GIVEN RECORDS:
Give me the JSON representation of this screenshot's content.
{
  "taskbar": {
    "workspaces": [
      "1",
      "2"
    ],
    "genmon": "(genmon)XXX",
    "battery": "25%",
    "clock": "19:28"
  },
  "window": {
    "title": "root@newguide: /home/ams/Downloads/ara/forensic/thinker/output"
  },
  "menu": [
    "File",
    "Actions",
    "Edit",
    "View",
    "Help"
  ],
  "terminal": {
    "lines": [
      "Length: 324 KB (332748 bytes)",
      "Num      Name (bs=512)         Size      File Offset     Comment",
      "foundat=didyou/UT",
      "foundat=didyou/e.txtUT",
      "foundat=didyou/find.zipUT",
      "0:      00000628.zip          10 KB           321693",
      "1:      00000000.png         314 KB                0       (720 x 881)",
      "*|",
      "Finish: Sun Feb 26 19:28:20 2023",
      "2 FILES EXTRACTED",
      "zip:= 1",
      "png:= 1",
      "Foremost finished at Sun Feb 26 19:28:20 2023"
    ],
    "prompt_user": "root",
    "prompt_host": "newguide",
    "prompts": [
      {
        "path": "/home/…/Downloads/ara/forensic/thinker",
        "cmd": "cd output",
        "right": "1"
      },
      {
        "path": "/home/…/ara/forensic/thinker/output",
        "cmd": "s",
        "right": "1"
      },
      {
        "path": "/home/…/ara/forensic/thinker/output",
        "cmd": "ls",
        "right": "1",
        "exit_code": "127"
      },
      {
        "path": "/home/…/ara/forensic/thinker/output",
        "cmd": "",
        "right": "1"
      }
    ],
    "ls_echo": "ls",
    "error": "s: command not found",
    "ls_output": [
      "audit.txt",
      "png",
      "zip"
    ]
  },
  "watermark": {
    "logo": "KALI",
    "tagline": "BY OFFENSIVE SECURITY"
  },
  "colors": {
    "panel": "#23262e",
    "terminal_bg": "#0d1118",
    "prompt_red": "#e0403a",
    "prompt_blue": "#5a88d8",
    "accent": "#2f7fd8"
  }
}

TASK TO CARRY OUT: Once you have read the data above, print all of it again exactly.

SOLUTION TO THE PROBLEM:
Give me the JSON representation of this screenshot's content.
{
  "taskbar": {
    "workspaces": [
      "1",
      "2"
    ],
    "genmon": "(genmon)XXX",
    "battery": "25%",
    "clock": "19:28"
  },
  "window": {
    "title": "root@newguide: /home/ams/Downloads/ara/forensic/thinker/output"
  },
  "menu": [
    "File",
    "Actions",
    "Edit",
    "View",
    "Help"
  ],
  "terminal": {
    "lines": [
      "Length: 324 KB (332748 bytes)",
      "Num      Name (bs=512)         Size      File Offset     Comment",
      "foundat=didyou/UT",
      "foundat=didyou/e.txtUT",
      "foundat=didyou/find.zipUT",
      "0:      00000628.zip          10 KB           321693",
      "1:      00000000.png         314 KB                0       (720 x 881)",
      "*|",
      "Finish: Sun Feb 26 19:28:20 2023",
      "2 FILES EXTRACTED",
      "zip:= 1",
      "png:= 1",
      "Foremost finished at Sun Feb 26 19:28:20 2023"
    ],
    "prompt_user": "root",
    "prompt_host": "newguide",
    "prompts": [
      {
        "path": "/home/…/Downloads/ara/forensic/thinker",
        "cmd": "cd output",
        "right": "1"
      },
      {
        "path": "/home/…/ara/forensic/thinker/output",
        "cmd": "s",
        "right": "1"
      },
      {
        "path": "/home/…/ara/forensic/thinker/output",
        "cmd": "ls",
        "right": "1",
        "exit_code": "127"
      },
      {
        "path": "/home/…/ara/forensic/thinker/output",
        "cmd": "",
        "right": "1"
      }
    ],
    "ls_echo": "ls",
    "error": "s: command not found",
    "ls_output": [
      "audit.txt",
      "png",
      "zip"
    ]
  },
  "watermark": {
    "logo": "KALI",
    "tagline": "BY OFFENSIVE SECURITY"
  },
  "colors": {
    "panel": "#23262e",
    "terminal_bg": "#0d1118",
    "prompt_red": "#e0403a",
    "prompt_blue": "#5a88d8",
    "accent": "#2f7fd8"
  }
}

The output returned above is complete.